There is a general consensus among contemporary anthropologists that the language and concepts used in traditional anthropology conveyed the idea of cultures being fixed in particular places and times. This has come to be regarded as a flaw as it has been recognised in today’s changing, globalising world that people, and therefore their cultures, are not fixed. Whilst people have always moved it is only now, with the theoretical shift and changing subject matter of anthropology, that this movement has become more visible within the discipline.
The ‘place-focused’ concept of culture is a consequence of nationalist thinking in the western world. Such thinking was based on the romanticised idea of a nation as a “culture shared by people living in a well-defined area” (Hastrup and Olwig 1997:4.) Anthropology also used to be considered the study of the ‘exotic.’ However in today’s heterogeneous society with travel and encounters with the ‘exotic’ being everyday experiences anthropologists have begun to question these ideas and the fixing of cultures they brought about. There are a number of ways in which anthropologists have constructed the idea of cultures being fixed in particular times and places. These are often referred to as ‘techniques of fixity’ and range from the language of traditional anthropology to the research method used.

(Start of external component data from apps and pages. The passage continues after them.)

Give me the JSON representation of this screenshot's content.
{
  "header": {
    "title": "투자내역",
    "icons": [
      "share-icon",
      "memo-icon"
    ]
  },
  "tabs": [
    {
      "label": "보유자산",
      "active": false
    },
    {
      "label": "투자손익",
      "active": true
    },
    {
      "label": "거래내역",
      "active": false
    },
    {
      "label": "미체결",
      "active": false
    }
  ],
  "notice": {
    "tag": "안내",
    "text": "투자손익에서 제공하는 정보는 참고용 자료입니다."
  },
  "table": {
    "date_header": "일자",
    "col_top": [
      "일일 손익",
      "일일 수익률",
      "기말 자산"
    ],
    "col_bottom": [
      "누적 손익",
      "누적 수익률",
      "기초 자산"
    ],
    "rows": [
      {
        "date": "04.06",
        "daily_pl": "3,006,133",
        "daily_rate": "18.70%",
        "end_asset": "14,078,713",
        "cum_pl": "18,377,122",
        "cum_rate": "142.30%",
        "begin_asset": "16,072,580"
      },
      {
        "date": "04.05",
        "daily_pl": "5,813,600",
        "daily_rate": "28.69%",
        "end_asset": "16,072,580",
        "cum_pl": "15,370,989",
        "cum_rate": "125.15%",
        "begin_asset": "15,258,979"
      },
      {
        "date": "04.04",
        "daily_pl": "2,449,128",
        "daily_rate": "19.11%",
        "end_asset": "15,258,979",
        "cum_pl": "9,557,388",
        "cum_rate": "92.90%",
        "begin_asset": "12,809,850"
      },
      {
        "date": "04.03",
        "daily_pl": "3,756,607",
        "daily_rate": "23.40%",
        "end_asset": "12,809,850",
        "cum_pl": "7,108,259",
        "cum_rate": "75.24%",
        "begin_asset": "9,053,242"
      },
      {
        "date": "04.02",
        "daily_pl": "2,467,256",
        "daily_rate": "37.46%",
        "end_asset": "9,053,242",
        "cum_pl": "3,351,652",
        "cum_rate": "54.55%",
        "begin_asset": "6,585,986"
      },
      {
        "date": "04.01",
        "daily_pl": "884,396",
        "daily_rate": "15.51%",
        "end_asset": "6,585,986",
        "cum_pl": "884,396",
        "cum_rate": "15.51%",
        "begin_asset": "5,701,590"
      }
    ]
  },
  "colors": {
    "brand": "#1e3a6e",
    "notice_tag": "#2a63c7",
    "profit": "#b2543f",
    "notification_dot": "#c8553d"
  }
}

Along with a number of other writers Clifford claims that it is the research method used in traditional anthropology that has created the idea of fixed cultures. Since Malinowski’s influential study anthropologists have carried out ethnographic research. This involved anthropologists travelling to a place, known as the field, and living within the culture they were studying. Whilst Clifford recognises the advantages of such a method for obtaining detailed, valid data and maintains that such participant observation is “anthropology’s most enduring contribution to humanistic study” (Clifford, 1992:99) he also highlights the limitations of this kind of fieldwork.
The localising of objects of study to a particular field limits what and who is studied and constructs the idea of a culture being fixed in a specific place and time. Clifford takes the first ethnographic anthropological study undertaken by Malinowski of the Trioband islands as an example of this. He highlights the fact that despite Malinowski’s claim to panopticism his tent was pitched by the chief’s personal hut in Onakona village. This affected who and what was observed and centred the culture Malinowski was studying on the site where he was.
Clifford also criticises ethnographies for omitted certain information which contributes to the idea of cultures being fixed in time and place. Details such as how the researcher reached the field, the places they travelled through on their way and their university home are repeatedly ignored in ethnographic write-ups. This helps to portray ‘the field’ as a separate place which researchers go to in order to carry out their research and consequently highlights the idea of distinct cultures that are fixed in time and place. Clifford refers to this as a form of “mini-immigration” (Clifford 1992:99.)
Clifford argues that the increasing and quickening mobility of people and the lack of fixed cultural products has lead to “a profound sense of a loss of territorial roots, an erosion of the cultural distinctiveness of places and of ferment in anthropological study” (Clifford 1988:275.) As a result the concept of culture is changing and there is a need to focus on “hybrid, cosmopolitan experiences as much as on rooted, native ones” (Clifford 1992:101.) He states that this should be done through a focus on the routes people travel not their roots. Anthropologists must also study locations that have previously been ignored, as they do not contain a distinct culture, such as border areas. Also when studying specific cultures anthropologists must look at its existence in different locations`.
Gupta and Ferguson agree with Clifford that it is the convention of the field and its domination of traditional anthropological study that fixes cultures in particular times and places. They define the field as “the site, method and location in anthropology” (Gupta and Ferguson 1997:1) and claim that whilst it is central to contemporary study it remains, as yet, largely unexamined. The idea of having a particular place in which anthropological study is carried out assumes that there is a place where another culture lies in its entirety. Gupta and Ferguson argue that this is incorrect as such clearly defined places do not exist but are constructed culturally as communities of relations constitute and confine themselves with a hierarchically organised space of unequal relationships. They argue instead that the world should be viewed as a global space characterised by power and hierachial relations.
Gupta and Ferguson question the adequacy of fieldwork to research today’s modern, changing and globalising world and argue that the idea of ‘the field’ and the privileged place it holds in the construction of anthropological knowledge must be questioned. Despite this they still recognise the benefits of such research. These include the fact that fieldwork focuses on the taken for granted routines and informal knowledge that are ignored by other social science research and that it counters Western ethnocentricism through valuing detailed and intimate knowledge of economically and politically marginalised people.
Fieldwork is a valued aspect of anthropology and is often used to distinguish it from other social sciences such as history and sociology. They do claim however that whilst ethnography’s strength has always been in their explicit sense of location this becomes a liability if such locations are assumed to be geographic and not “sites constructed in fields of unequal power relations.” (Gupta and Ferguson 1997:35)